Over the last week, we’ve been looking at the auction prices and how we think each of the bidders will achieve these prices.
Triton Knoll probably had a lower bid price than it received at the auction: it’s a good site and can reap the rewards of the LCOE savings that we have seen recently in Germany, Denmark and the Netherlands. It probably had its bid raised up to this auction price by one or more biomass project with this price (or by the owners of that biomass project thinking that Triton Knoll has this price and bidding accordingly).
At Hornsea 2, DONG can go big. Effectively they can build a (very) large extension of Hornsea 1. Standardisation across the whole area and a designated supply chain producing and servicing the equipment can drive down LCOE. DONG already knows the winds and waters, and it also knows the performance of the turbines. With such a large site, it is easier to hold spares in common and have all technicians know how to install and operate these particular turbines. DONG have also talked about reducing cost in the transmission link, which at over 100km is important and could have an impact between of €1.50- €3.00/MWh.

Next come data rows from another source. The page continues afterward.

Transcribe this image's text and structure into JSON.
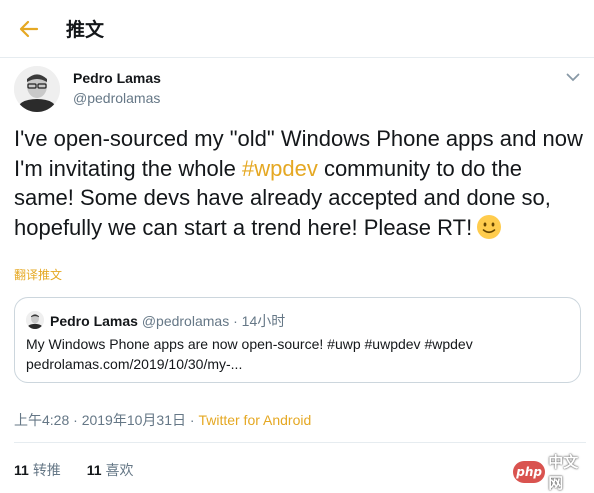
{
  "colors": {
    "accent": "#e5a823",
    "text": "#14171a",
    "secondary": "#657786",
    "border": "#ccd6dd"
  },
  "header": {
    "title": "推文",
    "back_icon": "arrow-left-icon"
  },
  "tweet": {
    "author_name": "Pedro Lamas",
    "author_handle": "@pedrolamas",
    "menu_icon": "chevron-down-icon",
    "text_parts": {
      "p1": "I've open-sourced my \"old\" Windows Phone apps and now I'm invitating the whole ",
      "hashtag": "#wpdev",
      "p2": " community to do the same! Some devs have already accepted and done so, hopefully we can start a trend here! Please RT!"
    },
    "emoji": "slightly-smiling-face",
    "translate_label": "翻译推文"
  },
  "quoted_tweet": {
    "name": "Pedro Lamas",
    "handle": "@pedrolamas",
    "separator": " · ",
    "time": "14小时",
    "line1": "My Windows Phone apps are now open-source! #uwp #uwpdev #wpdev",
    "line2": "pedrolamas.com/2019/10/30/my-..."
  },
  "meta": {
    "time": "上午4:28 · 2019年10月31日",
    "separator": " · ",
    "source": "Twitter for Android"
  },
  "stats": {
    "retweets_count": "11",
    "retweets_label": "转推",
    "likes_count": "11",
    "likes_label": "喜欢"
  },
  "watermark": {
    "badge": "php",
    "text": "中文网"
  }
}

For Moray Firth, we think next generation (10MW+) turbines may well need to be used to get the low LCOE implied by their winning auction bid. This will probably require a new marine licensing application to raise the maximum allowable tip height. If EDPR can finance the project without this new technology risk impacting significantly on the weighted average cost of capital (WACC), then an LCOE of €62/MWh is achievable.